Work required: Exactness is required. Restate every entry as written.

────

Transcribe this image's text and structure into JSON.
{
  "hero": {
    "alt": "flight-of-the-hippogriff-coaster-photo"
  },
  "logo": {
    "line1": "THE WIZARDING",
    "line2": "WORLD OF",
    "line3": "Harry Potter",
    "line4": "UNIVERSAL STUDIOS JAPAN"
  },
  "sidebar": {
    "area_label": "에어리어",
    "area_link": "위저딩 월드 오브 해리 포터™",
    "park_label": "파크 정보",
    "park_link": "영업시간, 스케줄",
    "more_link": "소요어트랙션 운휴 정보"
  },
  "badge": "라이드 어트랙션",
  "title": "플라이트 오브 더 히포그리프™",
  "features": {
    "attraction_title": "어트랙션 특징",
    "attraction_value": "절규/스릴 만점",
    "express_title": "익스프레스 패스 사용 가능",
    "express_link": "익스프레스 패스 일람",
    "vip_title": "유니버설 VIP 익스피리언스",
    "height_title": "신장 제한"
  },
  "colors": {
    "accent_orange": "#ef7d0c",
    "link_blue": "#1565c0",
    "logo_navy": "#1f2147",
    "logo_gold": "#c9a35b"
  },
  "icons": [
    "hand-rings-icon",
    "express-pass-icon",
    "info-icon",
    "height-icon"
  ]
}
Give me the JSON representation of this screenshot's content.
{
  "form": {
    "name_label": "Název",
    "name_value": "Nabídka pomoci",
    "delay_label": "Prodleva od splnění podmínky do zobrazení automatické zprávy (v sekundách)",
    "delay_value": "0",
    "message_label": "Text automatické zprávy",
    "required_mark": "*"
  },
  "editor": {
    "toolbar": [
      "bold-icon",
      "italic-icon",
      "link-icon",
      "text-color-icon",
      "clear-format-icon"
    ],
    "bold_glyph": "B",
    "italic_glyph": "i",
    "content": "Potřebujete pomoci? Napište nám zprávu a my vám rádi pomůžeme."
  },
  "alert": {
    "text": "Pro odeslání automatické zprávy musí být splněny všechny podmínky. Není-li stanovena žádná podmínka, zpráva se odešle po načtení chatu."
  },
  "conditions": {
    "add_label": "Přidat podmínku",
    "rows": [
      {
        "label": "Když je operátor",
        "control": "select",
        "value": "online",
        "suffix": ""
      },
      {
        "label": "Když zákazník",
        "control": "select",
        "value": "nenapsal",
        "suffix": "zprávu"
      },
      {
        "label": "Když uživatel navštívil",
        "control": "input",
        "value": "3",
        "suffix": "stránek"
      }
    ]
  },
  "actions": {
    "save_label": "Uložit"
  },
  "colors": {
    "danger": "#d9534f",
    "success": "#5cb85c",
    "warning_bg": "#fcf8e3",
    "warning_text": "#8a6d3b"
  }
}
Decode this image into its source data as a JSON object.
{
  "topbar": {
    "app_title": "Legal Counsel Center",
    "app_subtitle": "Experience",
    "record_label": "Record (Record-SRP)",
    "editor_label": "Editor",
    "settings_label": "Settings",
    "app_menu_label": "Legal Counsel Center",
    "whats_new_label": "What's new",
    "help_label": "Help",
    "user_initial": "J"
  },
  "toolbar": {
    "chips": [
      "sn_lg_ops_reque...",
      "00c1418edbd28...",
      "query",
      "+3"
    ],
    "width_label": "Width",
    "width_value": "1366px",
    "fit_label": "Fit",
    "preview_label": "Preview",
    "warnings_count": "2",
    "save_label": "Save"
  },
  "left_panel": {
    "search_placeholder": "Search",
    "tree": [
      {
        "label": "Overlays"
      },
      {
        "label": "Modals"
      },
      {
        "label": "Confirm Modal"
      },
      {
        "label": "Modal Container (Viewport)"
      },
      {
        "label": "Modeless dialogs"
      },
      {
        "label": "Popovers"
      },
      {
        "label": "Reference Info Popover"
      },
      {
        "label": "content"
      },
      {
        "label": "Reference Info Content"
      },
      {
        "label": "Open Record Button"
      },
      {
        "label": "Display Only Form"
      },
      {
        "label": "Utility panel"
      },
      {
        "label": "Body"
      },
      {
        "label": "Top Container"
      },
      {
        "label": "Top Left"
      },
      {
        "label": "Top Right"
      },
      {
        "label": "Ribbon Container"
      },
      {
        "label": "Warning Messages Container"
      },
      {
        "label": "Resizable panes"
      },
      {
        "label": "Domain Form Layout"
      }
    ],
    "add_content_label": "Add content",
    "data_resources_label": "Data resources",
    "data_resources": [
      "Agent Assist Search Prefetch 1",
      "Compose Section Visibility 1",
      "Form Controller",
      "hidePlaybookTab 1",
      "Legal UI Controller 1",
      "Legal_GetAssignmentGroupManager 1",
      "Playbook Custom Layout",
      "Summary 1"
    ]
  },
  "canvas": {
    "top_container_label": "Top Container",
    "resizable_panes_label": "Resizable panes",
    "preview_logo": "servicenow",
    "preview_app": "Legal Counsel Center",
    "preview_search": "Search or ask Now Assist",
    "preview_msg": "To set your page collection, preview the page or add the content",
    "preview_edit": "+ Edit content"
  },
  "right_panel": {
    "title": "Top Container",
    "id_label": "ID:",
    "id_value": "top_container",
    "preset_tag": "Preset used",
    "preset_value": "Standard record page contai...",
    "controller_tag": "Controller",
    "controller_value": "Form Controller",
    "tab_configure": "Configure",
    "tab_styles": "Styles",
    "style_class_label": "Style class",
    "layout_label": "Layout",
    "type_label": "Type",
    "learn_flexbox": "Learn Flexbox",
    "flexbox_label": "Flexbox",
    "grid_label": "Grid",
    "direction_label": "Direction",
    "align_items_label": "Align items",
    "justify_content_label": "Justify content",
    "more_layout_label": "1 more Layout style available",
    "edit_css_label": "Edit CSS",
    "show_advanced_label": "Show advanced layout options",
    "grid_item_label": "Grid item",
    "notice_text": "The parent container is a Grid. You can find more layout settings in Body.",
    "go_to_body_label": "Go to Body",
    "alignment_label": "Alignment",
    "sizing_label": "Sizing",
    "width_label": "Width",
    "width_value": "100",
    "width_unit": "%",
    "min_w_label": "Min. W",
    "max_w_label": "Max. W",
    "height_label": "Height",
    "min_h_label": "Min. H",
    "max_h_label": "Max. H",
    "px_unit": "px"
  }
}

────

Solution for this problem:
Transcribe this image's text and structure into JSON.
{
  "hero": {
    "alt": "flight-of-the-hippogriff-coaster-photo"
  },
  "logo": {
    "line1": "THE WIZARDING",
    "line2": "WORLD OF",
    "line3": "Harry Potter",
    "line4": "UNIVERSAL STUDIOS JAPAN"
  },
  "sidebar": {
    "area_label": "에어리어",
    "area_link": "위저딩 월드 오브 해리 포터™",
    "park_label": "파크 정보",
    "park_link": "영업시간, 스케줄",
    "more_link": "소요어트랙션 운휴 정보"
  },
  "badge": "라이드 어트랙션",
  "title": "플라이트 오브 더 히포그리프™",
  "features": {
    "attraction_title": "어트랙션 특징",
    "attraction_value": "절규/스릴 만점",
    "express_title": "익스프레스 패스 사용 가능",
    "express_link": "익스프레스 패스 일람",
    "vip_title": "유니버설 VIP 익스피리언스",
    "height_title": "신장 제한"
  },
  "colors": {
    "accent_orange": "#ef7d0c",
    "link_blue": "#1565c0",
    "logo_navy": "#1f2147",
    "logo_gold": "#c9a35b"
  },
  "icons": [
    "hand-rings-icon",
    "express-pass-icon",
    "info-icon",
    "height-icon"
  ]
}
Give me the JSON representation of this screenshot's content.
{
  "form": {
    "name_label": "Název",
    "name_value": "Nabídka pomoci",
    "delay_label": "Prodleva od splnění podmínky do zobrazení automatické zprávy (v sekundách)",
    "delay_value": "0",
    "message_label": "Text automatické zprávy",
    "required_mark": "*"
  },
  "editor": {
    "toolbar": [
      "bold-icon",
      "italic-icon",
      "link-icon",
      "text-color-icon",
      "clear-format-icon"
    ],
    "bold_glyph": "B",
    "italic_glyph": "i",
    "content": "Potřebujete pomoci? Napište nám zprávu a my vám rádi pomůžeme."
  },
  "alert": {
    "text": "Pro odeslání automatické zprávy musí být splněny všechny podmínky. Není-li stanovena žádná podmínka, zpráva se odešle po načtení chatu."
  },
  "conditions": {
    "add_label": "Přidat podmínku",
    "rows": [
      {
        "label": "Když je operátor",
        "control": "select",
        "value": "online",
        "suffix": ""
      },
      {
        "label": "Když zákazník",
        "control": "select",
        "value": "nenapsal",
        "suffix": "zprávu"
      },
      {
        "label": "Když uživatel navštívil",
        "control": "input",
        "value": "3",
        "suffix": "stránek"
      }
    ]
  },
  "actions": {
    "save_label": "Uložit"
  },
  "colors": {
    "danger": "#d9534f",
    "success": "#5cb85c",
    "warning_bg": "#fcf8e3",
    "warning_text": "#8a6d3b"
  }
}
Decode this image into its source data as a JSON object.
{
  "topbar": {
    "app_title": "Legal Counsel Center",
    "app_subtitle": "Experience",
    "record_label": "Record (Record-SRP)",
    "editor_label": "Editor",
    "settings_label": "Settings",
    "app_menu_label": "Legal Counsel Center",
    "whats_new_label": "What's new",
    "help_label": "Help",
    "user_initial": "J"
  },
  "toolbar": {
    "chips": [
      "sn_lg_ops_reque...",
      "00c1418edbd28...",
      "query",
      "+3"
    ],
    "width_label": "Width",
    "width_value": "1366px",
    "fit_label": "Fit",
    "preview_label": "Preview",
    "warnings_count": "2",
    "save_label": "Save"
  },
  "left_panel": {
    "search_placeholder": "Search",
    "tree": [
      {
        "label": "Overlays"
      },
      {
        "label": "Modals"
      },
      {
        "label": "Confirm Modal"
      },
      {
        "label": "Modal Container (Viewport)"
      },
      {
        "label": "Modeless dialogs"
      },
      {
        "label": "Popovers"
      },
      {
        "label": "Reference Info Popover"
      },
      {
        "label": "content"
      },
      {
        "label": "Reference Info Content"
      },
      {
        "label": "Open Record Button"
      },
      {
        "label": "Display Only Form"
      },
      {
        "label": "Utility panel"
      },
      {
        "label": "Body"
      },
      {
        "label": "Top Container"
      },
      {
        "label": "Top Left"
      },
      {
        "label": "Top Right"
      },
      {
        "label": "Ribbon Container"
      },
      {
        "label": "Warning Messages Container"
      },
      {
        "label": "Resizable panes"
      },
      {
        "label": "Domain Form Layout"
      }
    ],
    "add_content_label": "Add content",
    "data_resources_label": "Data resources",
    "data_resources": [
      "Agent Assist Search Prefetch 1",
      "Compose Section Visibility 1",
      "Form Controller",
      "hidePlaybookTab 1",
      "Legal UI Controller 1",
      "Legal_GetAssignmentGroupManager 1",
      "Playbook Custom Layout",
      "Summary 1"
    ]
  },
  "canvas": {
    "top_container_label": "Top Container",
    "resizable_panes_label": "Resizable panes",
    "preview_logo": "servicenow",
    "preview_app": "Legal Counsel Center",
    "preview_search": "Search or ask Now Assist",
    "preview_msg": "To set your page collection, preview the page or add the content",
    "preview_edit": "+ Edit content"
  },
  "right_panel": {
    "title": "Top Container",
    "id_label": "ID:",
    "id_value": "top_container",
    "preset_tag": "Preset used",
    "preset_value": "Standard record page contai...",
    "controller_tag": "Controller",
    "controller_value": "Form Controller",
    "tab_configure": "Configure",
    "tab_styles": "Styles",
    "style_class_label": "Style class",
    "layout_label": "Layout",
    "type_label": "Type",
    "learn_flexbox": "Learn Flexbox",
    "flexbox_label": "Flexbox",
    "grid_label": "Grid",
    "direction_label": "Direction",
    "align_items_label": "Align items",
    "justify_content_label": "Justify content",
    "more_layout_label": "1 more Layout style available",
    "edit_css_label": "Edit CSS",
    "show_advanced_label": "Show advanced layout options",
    "grid_item_label": "Grid item",
    "notice_text": "The parent container is a Grid. You can find more layout settings in Body.",
    "go_to_body_label": "Go to Body",
    "alignment_label": "Alignment",
    "sizing_label": "Sizing",
    "width_label": "Width",
    "width_value": "100",
    "width_unit": "%",
    "min_w_label": "Min. W",
    "max_w_label": "Max. W",
    "height_label": "Height",
    "min_h_label": "Min. H",
    "max_h_label": "Max. H",
    "px_unit": "px"
  }
}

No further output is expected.